When it comes to the deployment of new business software, proper training is also a vital factor in whether an organization sees an increasing return over the long run on its (typically large) investment, or watches its new tool start losing value virtually from the moment it’s installed. Poorly trained employees often fail to adopt new technology fully if they adopt it at all, and only highly trained employees will use a new technology to its greatest value.
IT employees, meanwhile, simply don’t have the expertise to manage and optimize the tool over time.
Why Good Software Training Is Elusive
Unfortunately, most organizations treat Software training as simply a box to be checked – just one more thing to do during a rollout. Why? I think it’s mainly because Software training is seen as external to an organization’s mission. It’s considered a “necessary evil,” but it’s not what the organization does, so they tend to do as little of it as they think they can get away with.
That’s why, after the implementation of a new technology, training is often left to another vendor. That can be a problem, because while the actual use of the tool is, in many cases, not difficult to learn, good training is also about ensuring your team understands why the tool is being implemented, so they can truly start to embrace it and incorporate it into their day-to-day processes. That’s not the kind of information that an outsourced contractor is going to effectively deliver.

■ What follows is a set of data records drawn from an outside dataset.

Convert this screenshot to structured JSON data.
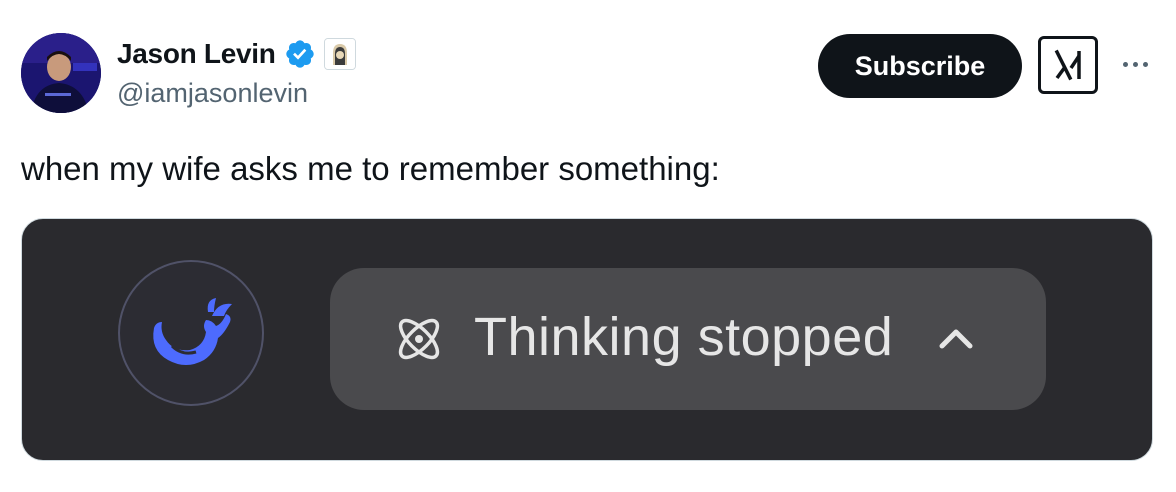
{
  "author": {
    "name": "Jason Levin",
    "handle": "@iamjasonlevin",
    "avatar_icon": "profile-photo",
    "verified_color": "#1d9bf0"
  },
  "header": {
    "subscribe_label": "Subscribe",
    "grok_icon": "grok-icon",
    "more_icon": "more-icon"
  },
  "tweet": {
    "text": "when my wife asks me to remember something:"
  },
  "media": {
    "logo_icon": "deepseek-whale-icon",
    "status_icon": "atom-icon",
    "status_text": "Thinking stopped",
    "chevron_icon": "chevron-up-icon",
    "background_color": "#2a2a2e",
    "pill_color": "#4a4a4d",
    "logo_color": "#4d6bfe"
  }
}
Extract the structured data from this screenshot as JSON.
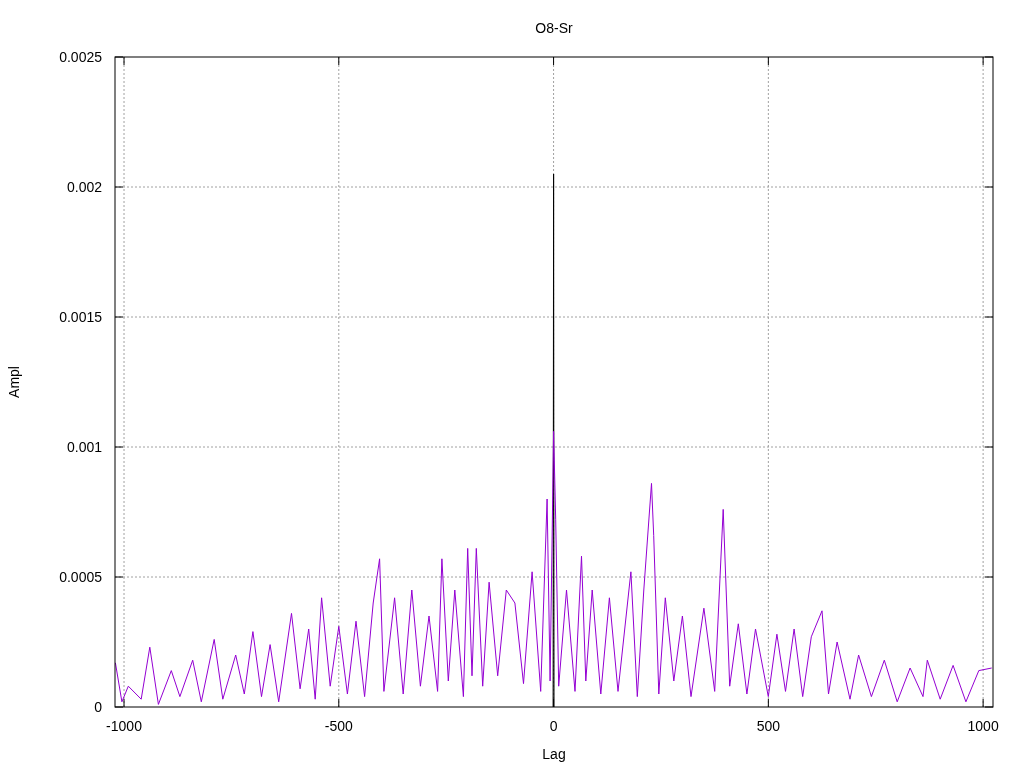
{
  "chart_data": {
    "type": "line",
    "grid": true,
    "title": "O8-Sr",
    "xlabel": "Lag",
    "ylabel": "Ampl",
    "xlim": [
      -1021,
      1023
    ],
    "ylim": [
      0,
      0.0025
    ],
    "xticks": [
      -1000,
      -500,
      0,
      500,
      1000
    ],
    "yticks": [
      {
        "value": 0,
        "label": "0"
      },
      {
        "value": 0.0005,
        "label": "0.0005"
      },
      {
        "value": 0.001,
        "label": "0.001"
      },
      {
        "value": 0.0015,
        "label": "0.0015"
      },
      {
        "value": 0.002,
        "label": "0.002"
      },
      {
        "value": 0.0025,
        "label": "0.0025"
      }
    ],
    "series": [
      {
        "color": "#9400d3",
        "x": [
          -1020,
          -1005,
          -990,
          -960,
          -940,
          -920,
          -890,
          -870,
          -840,
          -820,
          -790,
          -770,
          -740,
          -720,
          -700,
          -680,
          -660,
          -640,
          -610,
          -590,
          -570,
          -555,
          -540,
          -520,
          -500,
          -480,
          -460,
          -440,
          -420,
          -405,
          -395,
          -370,
          -350,
          -330,
          -310,
          -290,
          -270,
          -260,
          -245,
          -230,
          -210,
          -200,
          -190,
          -180,
          -165,
          -150,
          -130,
          -110,
          -90,
          -70,
          -50,
          -30,
          -15,
          -8,
          0,
          5,
          12,
          30,
          50,
          65,
          75,
          90,
          110,
          130,
          150,
          180,
          195,
          210,
          228,
          233,
          245,
          260,
          280,
          300,
          320,
          350,
          375,
          395,
          410,
          430,
          450,
          470,
          500,
          520,
          540,
          560,
          580,
          600,
          625,
          640,
          660,
          690,
          710,
          740,
          770,
          800,
          830,
          860,
          870,
          900,
          930,
          960,
          990,
          1020
        ],
        "values": [
          0.00017,
          2e-05,
          8e-05,
          3e-05,
          0.00023,
          1e-05,
          0.00014,
          4e-05,
          0.00018,
          2e-05,
          0.00026,
          3e-05,
          0.0002,
          5e-05,
          0.00029,
          4e-05,
          0.00024,
          2e-05,
          0.00036,
          7e-05,
          0.0003,
          3e-05,
          0.00042,
          8e-05,
          0.00031,
          5e-05,
          0.00033,
          4e-05,
          0.0004,
          0.00057,
          6e-05,
          0.00042,
          5e-05,
          0.00045,
          8e-05,
          0.00035,
          6e-05,
          0.00057,
          0.0001,
          0.00045,
          4e-05,
          0.00061,
          0.00012,
          0.00061,
          8e-05,
          0.00048,
          0.00012,
          0.00045,
          0.0004,
          9e-05,
          0.00052,
          6e-05,
          0.0008,
          0.0001,
          0.00106,
          0.00072,
          8e-05,
          0.00045,
          6e-05,
          0.00058,
          0.0001,
          0.00045,
          5e-05,
          0.00042,
          6e-05,
          0.00052,
          4e-05,
          0.00045,
          0.00086,
          0.00066,
          5e-05,
          0.00042,
          0.0001,
          0.00035,
          4e-05,
          0.00038,
          6e-05,
          0.00076,
          8e-05,
          0.00032,
          5e-05,
          0.0003,
          4e-05,
          0.00028,
          6e-05,
          0.0003,
          4e-05,
          0.00027,
          0.00037,
          5e-05,
          0.00025,
          3e-05,
          0.0002,
          4e-05,
          0.00018,
          2e-05,
          0.00015,
          4e-05,
          0.00018,
          3e-05,
          0.00016,
          2e-05,
          0.00014,
          0.00015
        ]
      },
      {
        "color": "#000000",
        "x": [
          -1,
          0,
          1
        ],
        "values": [
          0,
          0.00205,
          0
        ]
      }
    ]
  }
}
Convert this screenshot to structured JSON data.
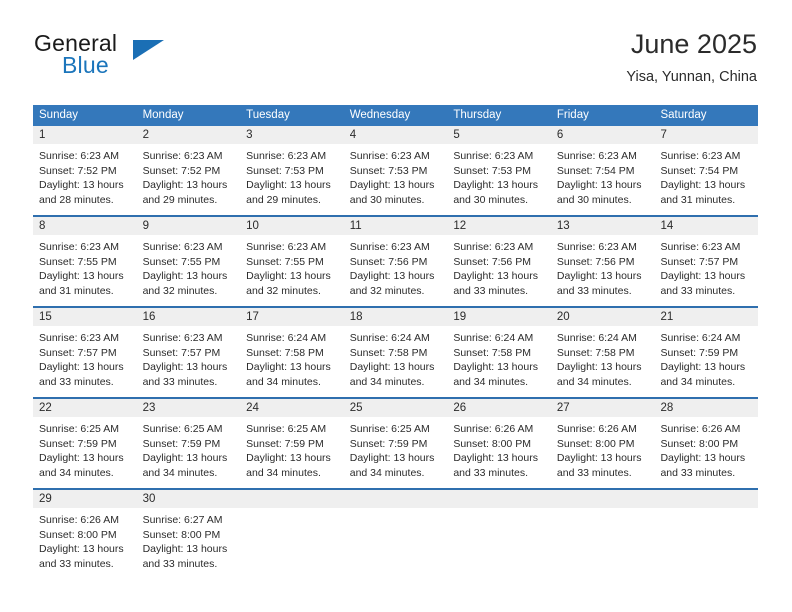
{
  "brand": {
    "name_top": "General",
    "name_bottom": "Blue",
    "triangle_color": "#1b6fb5",
    "blue_color": "#1b75bb"
  },
  "header": {
    "month_title": "June 2025",
    "location": "Yisa, Yunnan, China"
  },
  "theme": {
    "header_blue": "#3478bb",
    "row_divider_blue": "#2f6fae",
    "date_band_gray": "#efefef",
    "text_color": "#2b2b2b"
  },
  "calendar": {
    "day_headers": [
      "Sunday",
      "Monday",
      "Tuesday",
      "Wednesday",
      "Thursday",
      "Friday",
      "Saturday"
    ],
    "weeks": [
      [
        {
          "day": "1",
          "lines": [
            "Sunrise: 6:23 AM",
            "Sunset: 7:52 PM",
            "Daylight: 13 hours",
            "and 28 minutes."
          ]
        },
        {
          "day": "2",
          "lines": [
            "Sunrise: 6:23 AM",
            "Sunset: 7:52 PM",
            "Daylight: 13 hours",
            "and 29 minutes."
          ]
        },
        {
          "day": "3",
          "lines": [
            "Sunrise: 6:23 AM",
            "Sunset: 7:53 PM",
            "Daylight: 13 hours",
            "and 29 minutes."
          ]
        },
        {
          "day": "4",
          "lines": [
            "Sunrise: 6:23 AM",
            "Sunset: 7:53 PM",
            "Daylight: 13 hours",
            "and 30 minutes."
          ]
        },
        {
          "day": "5",
          "lines": [
            "Sunrise: 6:23 AM",
            "Sunset: 7:53 PM",
            "Daylight: 13 hours",
            "and 30 minutes."
          ]
        },
        {
          "day": "6",
          "lines": [
            "Sunrise: 6:23 AM",
            "Sunset: 7:54 PM",
            "Daylight: 13 hours",
            "and 30 minutes."
          ]
        },
        {
          "day": "7",
          "lines": [
            "Sunrise: 6:23 AM",
            "Sunset: 7:54 PM",
            "Daylight: 13 hours",
            "and 31 minutes."
          ]
        }
      ],
      [
        {
          "day": "8",
          "lines": [
            "Sunrise: 6:23 AM",
            "Sunset: 7:55 PM",
            "Daylight: 13 hours",
            "and 31 minutes."
          ]
        },
        {
          "day": "9",
          "lines": [
            "Sunrise: 6:23 AM",
            "Sunset: 7:55 PM",
            "Daylight: 13 hours",
            "and 32 minutes."
          ]
        },
        {
          "day": "10",
          "lines": [
            "Sunrise: 6:23 AM",
            "Sunset: 7:55 PM",
            "Daylight: 13 hours",
            "and 32 minutes."
          ]
        },
        {
          "day": "11",
          "lines": [
            "Sunrise: 6:23 AM",
            "Sunset: 7:56 PM",
            "Daylight: 13 hours",
            "and 32 minutes."
          ]
        },
        {
          "day": "12",
          "lines": [
            "Sunrise: 6:23 AM",
            "Sunset: 7:56 PM",
            "Daylight: 13 hours",
            "and 33 minutes."
          ]
        },
        {
          "day": "13",
          "lines": [
            "Sunrise: 6:23 AM",
            "Sunset: 7:56 PM",
            "Daylight: 13 hours",
            "and 33 minutes."
          ]
        },
        {
          "day": "14",
          "lines": [
            "Sunrise: 6:23 AM",
            "Sunset: 7:57 PM",
            "Daylight: 13 hours",
            "and 33 minutes."
          ]
        }
      ],
      [
        {
          "day": "15",
          "lines": [
            "Sunrise: 6:23 AM",
            "Sunset: 7:57 PM",
            "Daylight: 13 hours",
            "and 33 minutes."
          ]
        },
        {
          "day": "16",
          "lines": [
            "Sunrise: 6:23 AM",
            "Sunset: 7:57 PM",
            "Daylight: 13 hours",
            "and 33 minutes."
          ]
        },
        {
          "day": "17",
          "lines": [
            "Sunrise: 6:24 AM",
            "Sunset: 7:58 PM",
            "Daylight: 13 hours",
            "and 34 minutes."
          ]
        },
        {
          "day": "18",
          "lines": [
            "Sunrise: 6:24 AM",
            "Sunset: 7:58 PM",
            "Daylight: 13 hours",
            "and 34 minutes."
          ]
        },
        {
          "day": "19",
          "lines": [
            "Sunrise: 6:24 AM",
            "Sunset: 7:58 PM",
            "Daylight: 13 hours",
            "and 34 minutes."
          ]
        },
        {
          "day": "20",
          "lines": [
            "Sunrise: 6:24 AM",
            "Sunset: 7:58 PM",
            "Daylight: 13 hours",
            "and 34 minutes."
          ]
        },
        {
          "day": "21",
          "lines": [
            "Sunrise: 6:24 AM",
            "Sunset: 7:59 PM",
            "Daylight: 13 hours",
            "and 34 minutes."
          ]
        }
      ],
      [
        {
          "day": "22",
          "lines": [
            "Sunrise: 6:25 AM",
            "Sunset: 7:59 PM",
            "Daylight: 13 hours",
            "and 34 minutes."
          ]
        },
        {
          "day": "23",
          "lines": [
            "Sunrise: 6:25 AM",
            "Sunset: 7:59 PM",
            "Daylight: 13 hours",
            "and 34 minutes."
          ]
        },
        {
          "day": "24",
          "lines": [
            "Sunrise: 6:25 AM",
            "Sunset: 7:59 PM",
            "Daylight: 13 hours",
            "and 34 minutes."
          ]
        },
        {
          "day": "25",
          "lines": [
            "Sunrise: 6:25 AM",
            "Sunset: 7:59 PM",
            "Daylight: 13 hours",
            "and 34 minutes."
          ]
        },
        {
          "day": "26",
          "lines": [
            "Sunrise: 6:26 AM",
            "Sunset: 8:00 PM",
            "Daylight: 13 hours",
            "and 33 minutes."
          ]
        },
        {
          "day": "27",
          "lines": [
            "Sunrise: 6:26 AM",
            "Sunset: 8:00 PM",
            "Daylight: 13 hours",
            "and 33 minutes."
          ]
        },
        {
          "day": "28",
          "lines": [
            "Sunrise: 6:26 AM",
            "Sunset: 8:00 PM",
            "Daylight: 13 hours",
            "and 33 minutes."
          ]
        }
      ],
      [
        {
          "day": "29",
          "lines": [
            "Sunrise: 6:26 AM",
            "Sunset: 8:00 PM",
            "Daylight: 13 hours",
            "and 33 minutes."
          ]
        },
        {
          "day": "30",
          "lines": [
            "Sunrise: 6:27 AM",
            "Sunset: 8:00 PM",
            "Daylight: 13 hours",
            "and 33 minutes."
          ]
        },
        {
          "day": "",
          "lines": []
        },
        {
          "day": "",
          "lines": []
        },
        {
          "day": "",
          "lines": []
        },
        {
          "day": "",
          "lines": []
        },
        {
          "day": "",
          "lines": []
        }
      ]
    ]
  }
}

In other cases, a company will ask the vendor installing the new IT solution to offer training to a handful of employees, who then are asked to train everyone else. That’s a problem, too, because when someone who is just learning a new technology (and is not an experienced trainer) is placed in a training role, the trainer rapidly loses credibility with the trainees.
What To Do About It
What’s the solution? First, understand that software training is a key component to IT adoption, and it should be a critical element of the project plan. Make sure that training is implemented early and throughout the project, not just for some short post-implementation period.
Second, focus your training on, and measure it against, desired outcomes. What are your expectations for the training? How will you create evangelists who will champion the new IT solution within your company? What should people be able to do on Day 1 of the deployment? How about 90 days later, or a year later?
That longer-term view is critical. Too often companies figure that the go-live date is the “big day.” But people will have only rudimentary skills on that day. What really matters is what they can do with the tool several months to a year later. That will require a commitment to continuous training, because learning is an ongoing process.
Third, remember that good training is dynamic and focuses on the needs of the learners. That means establishing a 360-degree feedback loop between your trainees and your trainers.
It also means taking into account the particular needs of adult learners. Unlike children, whose brains are like sponges, adults need to receive information in manageable pieces, ideally with a strong hands-on component. Remember that for experienced professionals, learning something new often means unlearning something old – and breaking old habits is hard.
Good training also takes into account the fact that professionals are busy; formal classroom time may be the last thing they want. It’s better, in many cases, to design training that’s done online in manageable chunks of 30 minutes or an hour, with a reasonable date chosen for completion.
Good training is one of the hallmarks of a well-run organization, and it is key to a successful IT deployment. It enables employees to succeed and makes it possible for organizations to maximize the return on their IT investment. Get it wrong, and your next technology deployment is likely to fail. Get it right, and you’ll reap big rewards.
For a longer conversation about what your training program should include, reach out.